The court considered the arrangements for providing public support for the costs of funerals. The claimant’s son had died whilst she was in prison. Assistance had been refused because, as a prisoner, she was not receiving benefits. She complained that the refusal violated her right not to be discriminated against.
Held: The prisoner’s appeal failed. The system did not amount to direct discrimination: ‘The issue at the heart of this case is not whether prisoners are wrongfully denied access to income support for reasons referable to their status as prisoners, but whether they are wrongfully denied access to a funeral payment for such reasons. The short answer is that they are not. If the status in question was not ‘prisoner’ tout seul, but ‘a prisoner who is not entitled to income support’ then the answer would be different. But being a prisoner tout seul did not exclude Ms Stewart from entitlement to all qualifying benefits, and it did not therefore exclude her from entitlement to a funeral payment. Being a prisoner was not ‘the reason why’ she was refused a funeral payment.’
The refusal was accepted to be indirect discrimination. Nevertheless it was justified, because the discrimination was not against prisoners alone, and any adjustment would ‘in turn be subjected to complaint from all the other excluded groups who would complain that they were being unlawfully discriminated against, and in my judgment a decision to that effect in this case would justly expose the court to the charge that it is trespassing in territory in an area of social policy that is properly the preserve of the legislature.’
Rix LJ, Sir Henry Brooke, Dame Janet Smith
 EWCA Civ 907,  UKHRR 1048
Public Health (Control of Disease) Act 1984 46(1), Social Security (Contributions and Benefits) Act 1992 138, Social Fund Maternity and Funeral Expenses (General) Regulations 1987 7, Social Fund Maternity and Funeral Expenses (General) Regulations 2005 7, European Convention on Human Rights 14
England and Wales
Cited – James v Eastleigh Borough Council HL 14-Jun-1990
Result Decides Dscrimination not Motive
The Council had allowed free entry to its swimming pools to those of pensionable age (ie women of 60 and men of 65). A 61 year old man successfully complained of sexual discrimination.
Held: The 1975 Act directly discriminated between men and . .
Cited – Shamoon v Chief Constable of the Royal Ulster Constabulary HL 27-Feb-2003
The applicant was a chief inspector of police. She had been prevented from carrying out appraisals of other senior staff, and complained of sex discrimination.
Held: The claimant’s appeal failed. The tribunal had taken a two stage approach. It . .
Cited – RJM, Regina (on the Application of) v Secretary of State for Work and Pensions HL 22-Oct-2008
The 1987 Regulations provided additional benefits for disabled persons, but excluded from benefit those who had nowhere to sleep. The claimant said this was irrational.
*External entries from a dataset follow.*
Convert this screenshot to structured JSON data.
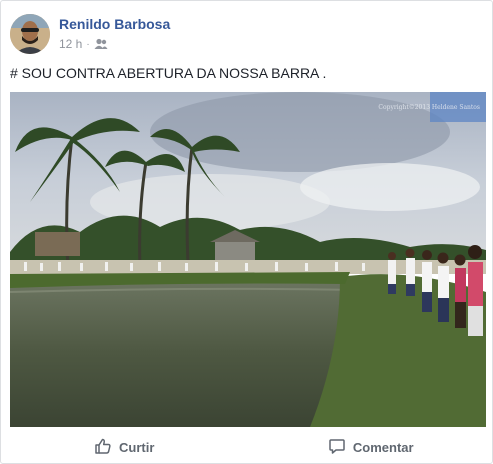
{
  "post": {
    "author_name": "Renildo Barbosa",
    "timestamp": "12 h",
    "separator": "·",
    "audience_icon": "friends-icon",
    "text": "# SOU CONTRA ABERTURA DA NOSSA BARRA .",
    "photo": {
      "watermark": "Copyright©2013 Heldene Santos"
    }
  },
  "actions": {
    "like_label": "Curtir",
    "like_icon": "thumbs-up-icon",
    "comment_label": "Comentar",
    "comment_icon": "comment-icon"
  },
  "colors": {
    "author_link": "#365899",
    "meta_text": "#90949c",
    "action_text": "#606770",
    "border": "#dddfe2"
  }
}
He had been receiving the disability premium to his benefits, but this was . .
Cited – Stec and Others v United Kingdom ECHR 6-Jul-2005
Cited – Carson, Regina (on the Application of) v Secretary of State for Work and Pensions; Reynolds v Same HL 26-May-2005
One claimant said that as a foreign resident pensioner, she had been excluded from the annual uprating of state retirement pension, and that this was an infringement of her human rights. Another complained at the lower levels of job-seeker’s . .
Cited – Humphreys v Revenue and Customs CA 11-Feb-2010
The court was asked as to entitlement to child tax credit where parents were separated but shared the care of the children.
Held: The discretion to be accorded to the legislature or executive is especially wide where the discrimination is . .
Cited – Shelley v The United Kingdom ECHR 4-Jan-2008
Discrimination on grounds of prisoner status was recognised as falling within ‘other’ status in Article 14: ‘[T]he Court would observe that being a convicted prisoner may be regarded as placing the individual in a distinct legal situation, which . .
Cited – Esfandiari and others v Secretary of State for Work and Pensions CA 23-Mar-2006
The claimant argued that the funeral benefits regime unlawfully discriminated against migrants because the 1987 Regulations did not permit payments to be made for a burial abroad, except as provided for by EU law.
Held: The argument was . .
Cited – Francis v Secretary of State for Work and Pensions CA 10-Nov-2005
The applicant had sought payment of a ‘Sure Start’ maternity grant. She had obtained a residence order in respect of her sister’s baby daughter who had been taken into care. She said that a payment would have been made to the partner of a mother or . .
Lists of cited by and citing cases may be incomplete.
Wills and Probate, Benefits, Human Rights
Updated: 10 November 2021; Ref: scu.442416